Editor’s note: This story was updated following news of a tentative agreement being reached to prevent the potential rail strike. The original story is still below.
A tentative agreement has been reached between the National Carriers’ Conference Committee that represents the nation’s leading railroads and the remaining unions representing railroad workers. While subject to ratification by union membership, this tentative agreement will prevent a railroad strike from occurring.
In a statement, President Biden says, “The tentative agreement reached tonight is an important win for our economy and the American people. It is a win for tens of thousands of rail workers who worked tirelessly through the pandemic to ensure that America’s families and communities got deliveries of what have kept us going during these difficult years. These rail workers will get better pay, improved working conditions, and peace of mind around their health care costs: all hard-earned. The agreement is also a victory for railway companies who will be able to retain and recruit more workers for an industry that will continue to be part of the backbone of the American economy for decades to come.”
Mike Steenhoek, Executive Director of the Soy Transportation Coalition, says, “We are extremely pleased both sides were able to arrive at an agreement. Our nation’s railroads are integral to the success of the American farmer. Without cost-effective, reliable rail service, so much of what farmers produce will never connect with our domestic and international customers. American farmers are responding to the challenges of global food insecurity. We need our nation’s railroads to be a reliable partner in this effort. A strike, lockout, or significant slowdown would have imposed significant harm on agriculture – particularly on the eve of harvest. The tentative agreement allows farmers and U.S. agriculture to proceed with doing what they do best – being the highest quality, most reliable provider of food to the world.”

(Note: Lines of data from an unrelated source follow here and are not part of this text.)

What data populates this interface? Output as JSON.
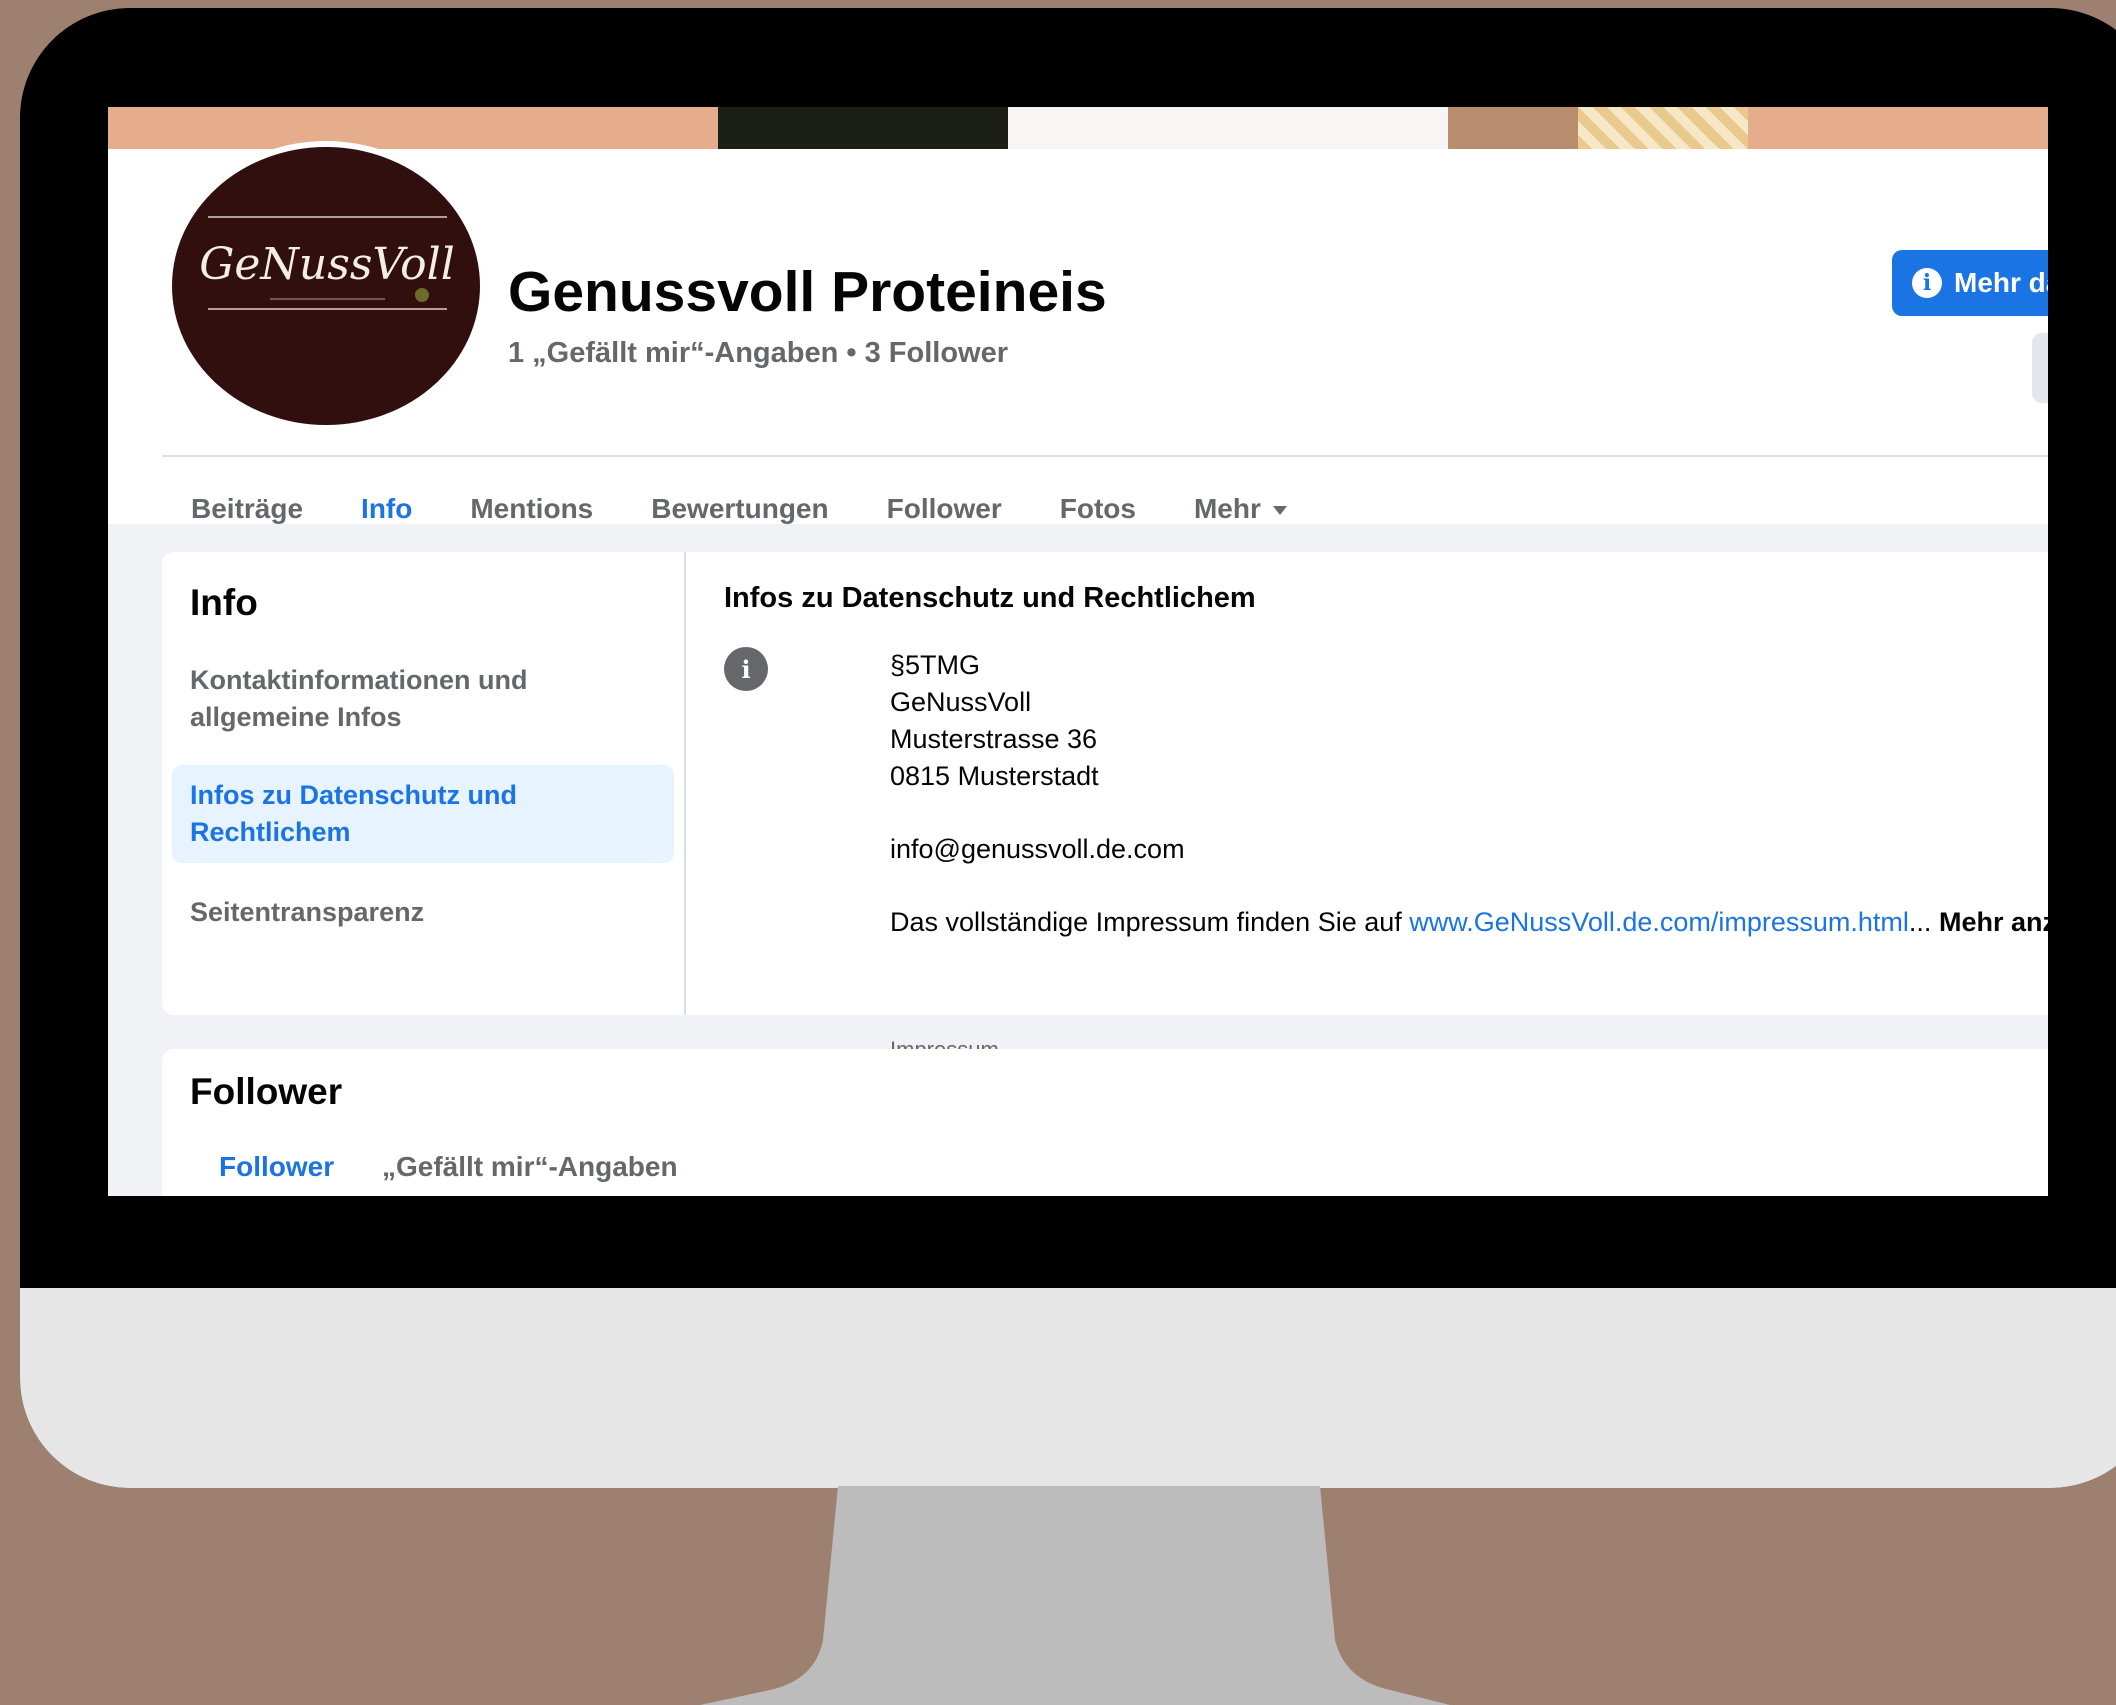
{
  "page": {
    "name": "Genussvoll Proteineis",
    "stats": "1 „Gefällt mir“-Angaben • 3 Follower",
    "logo_text": "GeNussVoll",
    "primary_button": "Mehr dazu"
  },
  "tabs": [
    {
      "label": "Beiträge"
    },
    {
      "label": "Info",
      "active": true
    },
    {
      "label": "Mentions"
    },
    {
      "label": "Bewertungen"
    },
    {
      "label": "Follower"
    },
    {
      "label": "Fotos"
    },
    {
      "label": "Mehr"
    }
  ],
  "info": {
    "title": "Info",
    "sidebar": [
      {
        "label": "Kontaktinformationen und allgemeine Infos"
      },
      {
        "label": "Infos zu Datenschutz und Rechtlichem",
        "active": true
      },
      {
        "label": "Seitentransparenz"
      }
    ],
    "legal": {
      "title": "Infos zu Datenschutz und Rechtlichem",
      "lines": [
        "§5TMG",
        "GeNussVoll",
        "Musterstrasse 36",
        "0815 Musterstadt"
      ],
      "email": "info@genussvoll.de.com",
      "impressum_prefix": "Das vollständige Impressum finden Sie auf ",
      "impressum_link": "www.GeNussVoll.de.com/impressum.html",
      "ellipsis": "...",
      "more": "Mehr anzeigen",
      "sub_label": "Impressum"
    }
  },
  "follower": {
    "title": "Follower",
    "tabs": [
      {
        "label": "Follower",
        "active": true
      },
      {
        "label": "„Gefällt mir“-Angaben"
      }
    ]
  },
  "colors": {
    "accent": "#1b74e4",
    "background": "#9e8070",
    "avatar": "#310f0e"
  }
}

The American Association of Railroads had said the potential strike would have been a $2 billion hit to the American economy each day of the strike, with agriculture taking the brunt of that hit.
The original story is below:
Farm groups and lawmakers are warning officials that a possible railroad strike beginning Friday would devastate American agriculture, which heavily relies on the rail system.
A cooling-off period between railroads and unions is in effect, but that ends Friday.
The Hagstrom Report says railroads have already announced they won’t accept hazardous materials, including fertilizer, in the event of a strike. BNSF recently said they aren’t accepting exports of refrigerated and hazardous cargoes as of Wednesday.
In a speech on the Senate floor, Nebraska’s Deb Fischer says people need to understand what kind of economic impact a strike would have.
“It will upend our nation’s agricultural sector,” she says. “The consequences would be devastating.”
She also points out that fertilizer prices, already high because of inflation, will further skyrocket.
“Family farmers already need a good harvest season to keep up with costs,” she adds. “If there’s no rail service, that’s out the window.”
Source: NAFB News Service